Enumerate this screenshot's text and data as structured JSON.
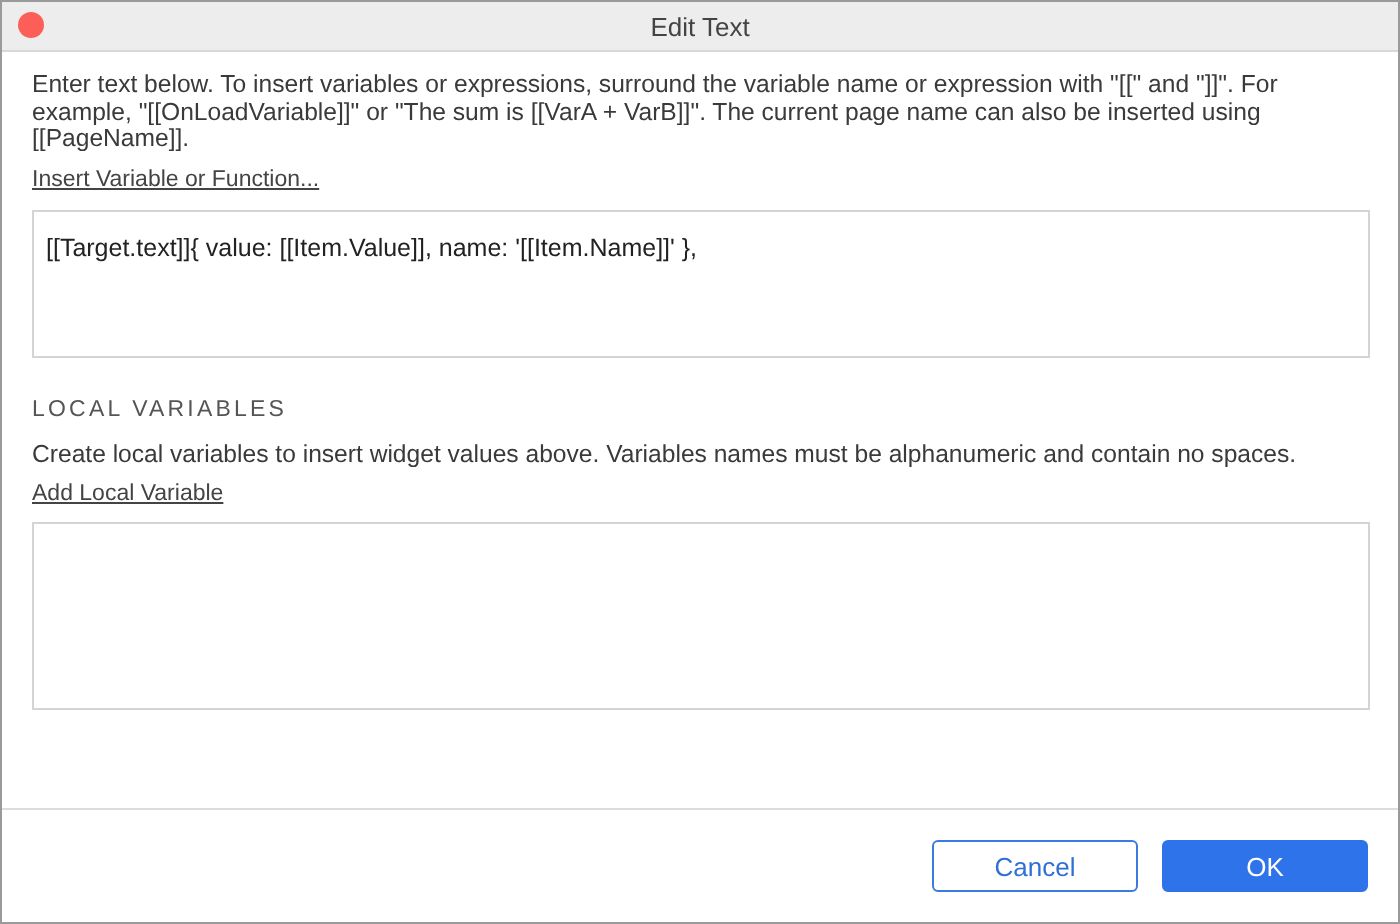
{
  "window": {
    "title": "Edit Text"
  },
  "instructions": "Enter text below. To insert variables or expressions, surround the variable name or expression with \"[[\" and \"]]\". For example, \"[[OnLoadVariable]]\" or \"The sum is [[VarA + VarB]]\". The current page name can also be inserted using [[PageName]].",
  "insert_link": "Insert Variable or Function...",
  "text_field": {
    "value": "[[Target.text]]{ value: [[Item.Value]], name: '[[Item.Name]]' },"
  },
  "local_variables": {
    "heading": "LOCAL VARIABLES",
    "description": "Create local variables to insert widget values above. Variables names must be alphanumeric and contain no spaces.",
    "add_link": "Add Local Variable"
  },
  "buttons": [
    {
      "label": "Cancel",
      "kind": "secondary"
    },
    {
      "label": "OK",
      "kind": "primary"
    }
  ]
}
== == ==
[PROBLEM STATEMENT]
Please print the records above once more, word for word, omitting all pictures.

[ANSWER SPACE]
Enumerate this screenshot's text and data as structured JSON.
{
  "window": {
    "title": "Edit Text"
  },
  "instructions": "Enter text below. To insert variables or expressions, surround the variable name or expression with \"[[\" and \"]]\". For example, \"[[OnLoadVariable]]\" or \"The sum is [[VarA + VarB]]\". The current page name can also be inserted using [[PageName]].",
  "insert_link": "Insert Variable or Function...",
  "text_field": {
    "value": "[[Target.text]]{ value: [[Item.Value]], name: '[[Item.Name]]' },"
  },
  "local_variables": {
    "heading": "LOCAL VARIABLES",
    "description": "Create local variables to insert widget values above. Variables names must be alphanumeric and contain no spaces.",
    "add_link": "Add Local Variable"
  },
  "buttons": [
    {
      "label": "Cancel",
      "kind": "secondary"
    },
    {
      "label": "OK",
      "kind": "primary"
    }
  ]
}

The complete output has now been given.